Work required — Find each line below containing the word "name" and copy it.
=== Begin Enclosure ===
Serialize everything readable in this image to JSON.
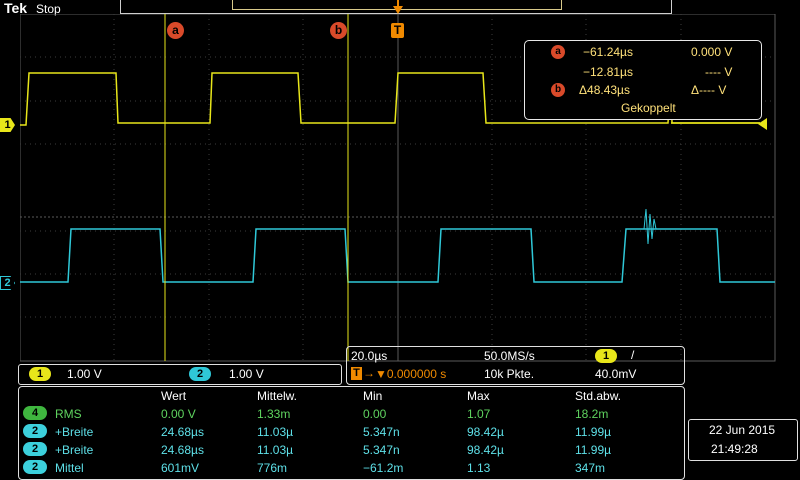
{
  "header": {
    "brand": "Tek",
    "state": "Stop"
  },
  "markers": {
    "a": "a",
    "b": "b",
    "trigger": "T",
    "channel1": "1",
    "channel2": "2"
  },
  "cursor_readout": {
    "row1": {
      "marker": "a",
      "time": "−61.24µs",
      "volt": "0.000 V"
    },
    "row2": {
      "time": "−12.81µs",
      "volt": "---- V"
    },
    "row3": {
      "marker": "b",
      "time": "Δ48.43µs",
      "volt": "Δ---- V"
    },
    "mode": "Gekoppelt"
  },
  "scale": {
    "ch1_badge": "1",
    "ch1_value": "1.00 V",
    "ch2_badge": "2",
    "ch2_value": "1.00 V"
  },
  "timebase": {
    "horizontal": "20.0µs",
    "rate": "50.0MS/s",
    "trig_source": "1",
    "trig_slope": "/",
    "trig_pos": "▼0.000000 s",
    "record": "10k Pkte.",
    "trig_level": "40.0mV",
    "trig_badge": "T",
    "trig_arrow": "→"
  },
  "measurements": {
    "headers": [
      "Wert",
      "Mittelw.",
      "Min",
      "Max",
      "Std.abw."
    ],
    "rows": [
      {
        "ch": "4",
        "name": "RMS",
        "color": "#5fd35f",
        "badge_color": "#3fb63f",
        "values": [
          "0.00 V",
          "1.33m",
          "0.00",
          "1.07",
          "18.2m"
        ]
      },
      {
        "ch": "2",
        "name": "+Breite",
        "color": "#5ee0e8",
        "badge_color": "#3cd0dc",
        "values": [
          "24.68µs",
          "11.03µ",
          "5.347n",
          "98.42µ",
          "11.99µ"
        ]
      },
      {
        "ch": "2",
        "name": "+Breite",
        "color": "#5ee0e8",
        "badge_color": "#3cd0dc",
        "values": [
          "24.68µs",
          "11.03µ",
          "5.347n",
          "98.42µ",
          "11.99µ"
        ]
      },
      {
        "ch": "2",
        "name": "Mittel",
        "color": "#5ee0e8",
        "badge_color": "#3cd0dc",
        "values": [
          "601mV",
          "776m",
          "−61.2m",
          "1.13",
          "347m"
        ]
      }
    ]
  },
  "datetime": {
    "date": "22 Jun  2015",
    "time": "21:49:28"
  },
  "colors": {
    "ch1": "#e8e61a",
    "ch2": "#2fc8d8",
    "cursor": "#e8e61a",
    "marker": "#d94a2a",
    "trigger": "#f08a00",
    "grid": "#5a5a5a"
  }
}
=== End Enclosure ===
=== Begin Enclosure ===
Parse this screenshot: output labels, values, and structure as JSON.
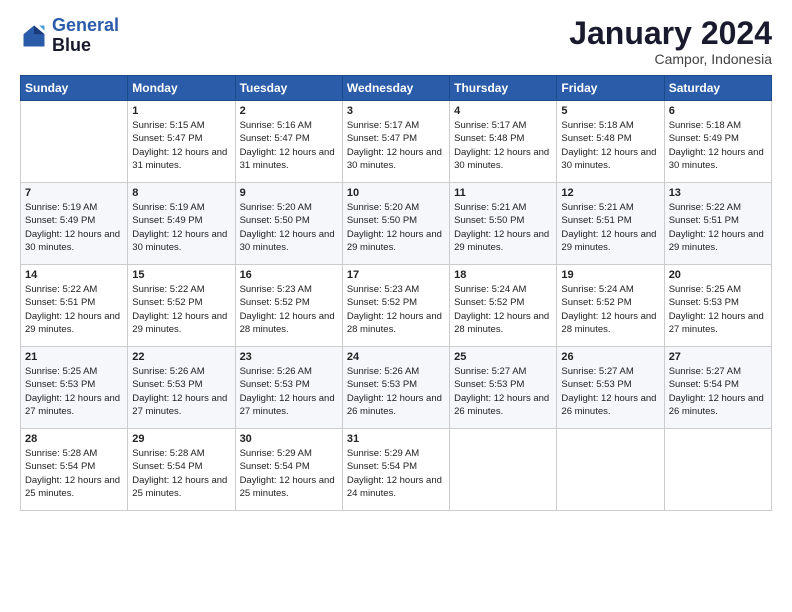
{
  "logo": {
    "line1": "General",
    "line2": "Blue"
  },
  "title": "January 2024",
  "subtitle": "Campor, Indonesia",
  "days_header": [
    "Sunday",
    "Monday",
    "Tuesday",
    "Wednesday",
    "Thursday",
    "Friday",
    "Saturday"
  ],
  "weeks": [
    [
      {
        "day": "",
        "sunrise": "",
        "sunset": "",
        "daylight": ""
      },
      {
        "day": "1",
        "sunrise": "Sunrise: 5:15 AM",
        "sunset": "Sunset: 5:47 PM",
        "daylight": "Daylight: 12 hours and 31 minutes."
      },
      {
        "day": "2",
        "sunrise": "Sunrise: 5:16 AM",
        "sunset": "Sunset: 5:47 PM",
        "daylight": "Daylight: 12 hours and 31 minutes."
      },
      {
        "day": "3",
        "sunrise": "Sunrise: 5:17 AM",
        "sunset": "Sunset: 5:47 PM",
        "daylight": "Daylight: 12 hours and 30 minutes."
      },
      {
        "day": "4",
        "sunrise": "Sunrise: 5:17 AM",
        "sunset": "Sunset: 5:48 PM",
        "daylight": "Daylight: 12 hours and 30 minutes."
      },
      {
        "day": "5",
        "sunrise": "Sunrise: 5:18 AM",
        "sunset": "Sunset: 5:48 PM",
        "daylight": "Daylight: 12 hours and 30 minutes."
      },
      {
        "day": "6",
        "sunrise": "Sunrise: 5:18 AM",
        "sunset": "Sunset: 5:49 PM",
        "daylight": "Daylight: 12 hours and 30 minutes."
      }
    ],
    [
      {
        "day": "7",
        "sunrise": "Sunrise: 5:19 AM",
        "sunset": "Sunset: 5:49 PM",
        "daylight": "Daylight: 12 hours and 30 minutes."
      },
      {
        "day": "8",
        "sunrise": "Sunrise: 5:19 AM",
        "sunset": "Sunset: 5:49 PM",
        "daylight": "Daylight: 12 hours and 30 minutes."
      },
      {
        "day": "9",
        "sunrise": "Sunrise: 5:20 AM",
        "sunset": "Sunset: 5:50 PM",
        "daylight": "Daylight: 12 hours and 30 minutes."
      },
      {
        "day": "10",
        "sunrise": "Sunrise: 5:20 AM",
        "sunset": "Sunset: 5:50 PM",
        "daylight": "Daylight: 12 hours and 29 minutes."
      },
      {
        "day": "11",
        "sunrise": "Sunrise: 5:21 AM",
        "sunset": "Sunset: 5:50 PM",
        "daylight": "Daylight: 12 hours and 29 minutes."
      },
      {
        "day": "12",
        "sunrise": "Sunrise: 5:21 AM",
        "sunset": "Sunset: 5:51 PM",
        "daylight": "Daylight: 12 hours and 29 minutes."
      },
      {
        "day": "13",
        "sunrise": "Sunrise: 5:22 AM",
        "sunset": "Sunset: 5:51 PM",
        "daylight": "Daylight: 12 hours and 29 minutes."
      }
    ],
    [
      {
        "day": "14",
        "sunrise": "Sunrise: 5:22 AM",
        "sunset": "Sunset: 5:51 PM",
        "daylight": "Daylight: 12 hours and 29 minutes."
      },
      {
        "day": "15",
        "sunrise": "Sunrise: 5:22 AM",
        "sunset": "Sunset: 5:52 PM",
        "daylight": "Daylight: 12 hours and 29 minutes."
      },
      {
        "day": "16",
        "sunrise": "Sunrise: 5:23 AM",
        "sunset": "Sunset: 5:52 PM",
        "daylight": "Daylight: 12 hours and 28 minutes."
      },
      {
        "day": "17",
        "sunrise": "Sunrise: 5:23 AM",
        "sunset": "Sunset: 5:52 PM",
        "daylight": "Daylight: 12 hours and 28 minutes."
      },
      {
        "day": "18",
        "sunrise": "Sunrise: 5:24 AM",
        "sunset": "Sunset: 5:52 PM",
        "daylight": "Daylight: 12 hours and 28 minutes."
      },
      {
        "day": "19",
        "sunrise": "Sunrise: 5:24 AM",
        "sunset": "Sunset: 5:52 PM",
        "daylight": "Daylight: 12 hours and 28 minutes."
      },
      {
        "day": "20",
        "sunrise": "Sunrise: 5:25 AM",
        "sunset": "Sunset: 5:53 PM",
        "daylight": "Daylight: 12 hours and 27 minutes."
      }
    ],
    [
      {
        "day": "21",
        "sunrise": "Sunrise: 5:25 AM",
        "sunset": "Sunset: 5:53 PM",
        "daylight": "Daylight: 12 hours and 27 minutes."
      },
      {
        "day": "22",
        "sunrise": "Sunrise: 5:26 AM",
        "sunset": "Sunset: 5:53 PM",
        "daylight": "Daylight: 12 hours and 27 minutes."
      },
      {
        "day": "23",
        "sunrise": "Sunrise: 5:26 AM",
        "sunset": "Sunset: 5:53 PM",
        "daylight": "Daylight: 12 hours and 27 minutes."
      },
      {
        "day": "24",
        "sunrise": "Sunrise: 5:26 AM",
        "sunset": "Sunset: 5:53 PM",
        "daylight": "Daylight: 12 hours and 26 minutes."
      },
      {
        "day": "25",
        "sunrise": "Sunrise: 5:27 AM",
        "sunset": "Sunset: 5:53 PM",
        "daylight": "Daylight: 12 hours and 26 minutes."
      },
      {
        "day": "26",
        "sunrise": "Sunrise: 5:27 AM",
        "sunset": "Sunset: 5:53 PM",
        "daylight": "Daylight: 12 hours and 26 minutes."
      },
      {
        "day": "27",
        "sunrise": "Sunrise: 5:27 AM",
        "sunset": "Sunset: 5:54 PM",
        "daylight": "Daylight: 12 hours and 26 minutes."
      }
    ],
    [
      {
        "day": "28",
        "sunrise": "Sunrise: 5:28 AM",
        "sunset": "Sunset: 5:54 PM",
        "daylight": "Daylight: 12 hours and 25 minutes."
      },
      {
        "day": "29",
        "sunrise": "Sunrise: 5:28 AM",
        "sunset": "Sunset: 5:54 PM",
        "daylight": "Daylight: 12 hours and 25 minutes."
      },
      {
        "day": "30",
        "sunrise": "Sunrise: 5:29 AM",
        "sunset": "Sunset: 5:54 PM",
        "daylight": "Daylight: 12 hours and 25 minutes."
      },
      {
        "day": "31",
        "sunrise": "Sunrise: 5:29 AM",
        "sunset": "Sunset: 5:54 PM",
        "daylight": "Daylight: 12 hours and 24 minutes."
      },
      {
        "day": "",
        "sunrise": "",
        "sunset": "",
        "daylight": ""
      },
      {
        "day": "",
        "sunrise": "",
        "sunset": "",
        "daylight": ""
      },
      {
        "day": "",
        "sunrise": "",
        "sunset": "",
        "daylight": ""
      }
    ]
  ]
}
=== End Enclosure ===
Result of this task —
        "name": "RMS",
        "name": "+Breite",
        "name": "+Breite",
        "name": "Mittel",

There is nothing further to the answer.